Sep. 5, 2019 Department of Energy publishes a final rule withdrawing the 2017 regulation that would have expanded energy efficiency standards to a wider range of light bulbs. 

Sep. 5, 2019 In response to a statutory requirement to evaluate energy conservation standards for certain light bulbs, DOE announces its proposed determination that the energy efficiency standards for incandescent bulbs do not need to be amended. The proposal is open for comments until November 4, 2019 and comments may be submitted here

Oct. 10, 2019 The Ninth Circuit rules that DOE must publish 2016 efficiency standards for portable air conditioners, uninterruptible power supplies, air compressors, and commercial packaged boilers. The ruling is a victory for the 11 states, City of New York, and environmental groups who sued DOE, arguing that the now 2.5 year delay in publication was unwarranted.

Oct. 16, 2019 The attorneys general of 12 states, the District of Columbia, and the City of New York submit comments criticizing DOE’s proposed rule to create a new product class for dishwashers that complete a cycle in less than an hour. If finalized, current energy efficiency standards would not apply to this new class of dishwashers.
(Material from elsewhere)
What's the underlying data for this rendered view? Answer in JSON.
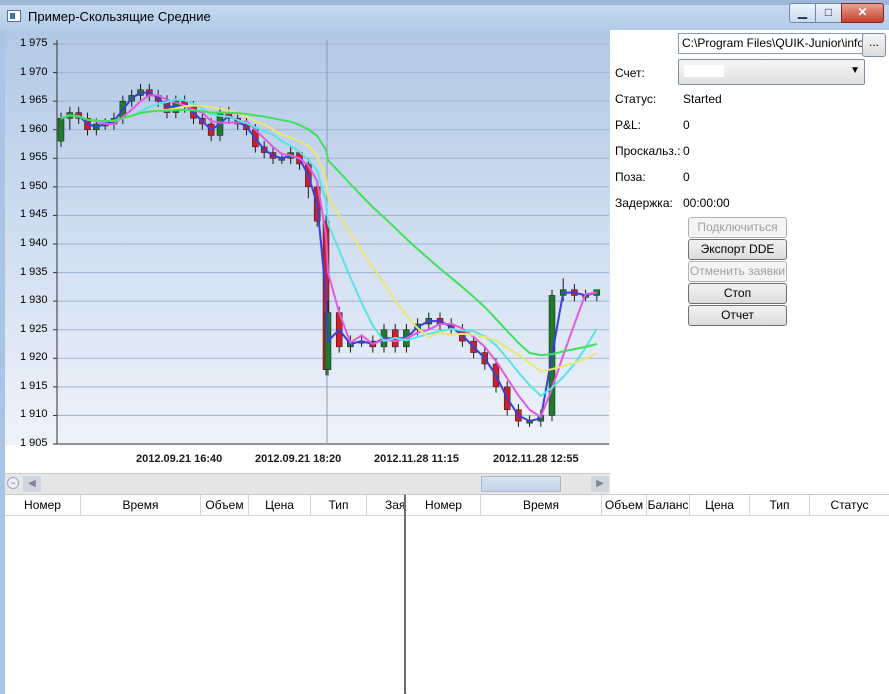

The comments allege that the proposal violates EPCA’s anti-backsliding provision and misapplies the statute’s provision on creating new product classes.

Nov. 4, 2019 Environmental and consumer advocacy groups file a lawsuit against the Department of Energy for its changes to federal lightbulb efficiency standards. Nat. Res. Defense Council v. DOE, No. 19-03658 (2nd Cir.). A coalition of states led by New York and California file a similar lawsuit. State of New York v. DOE, No. 19-03652 (2nd Cir.).

Nov. 13, 2019 The California Energy Commission votes to adopt stronger energy efficiency standards for lightbulbs in the state to keep the more recent, lax federal standards from going into effect in CA.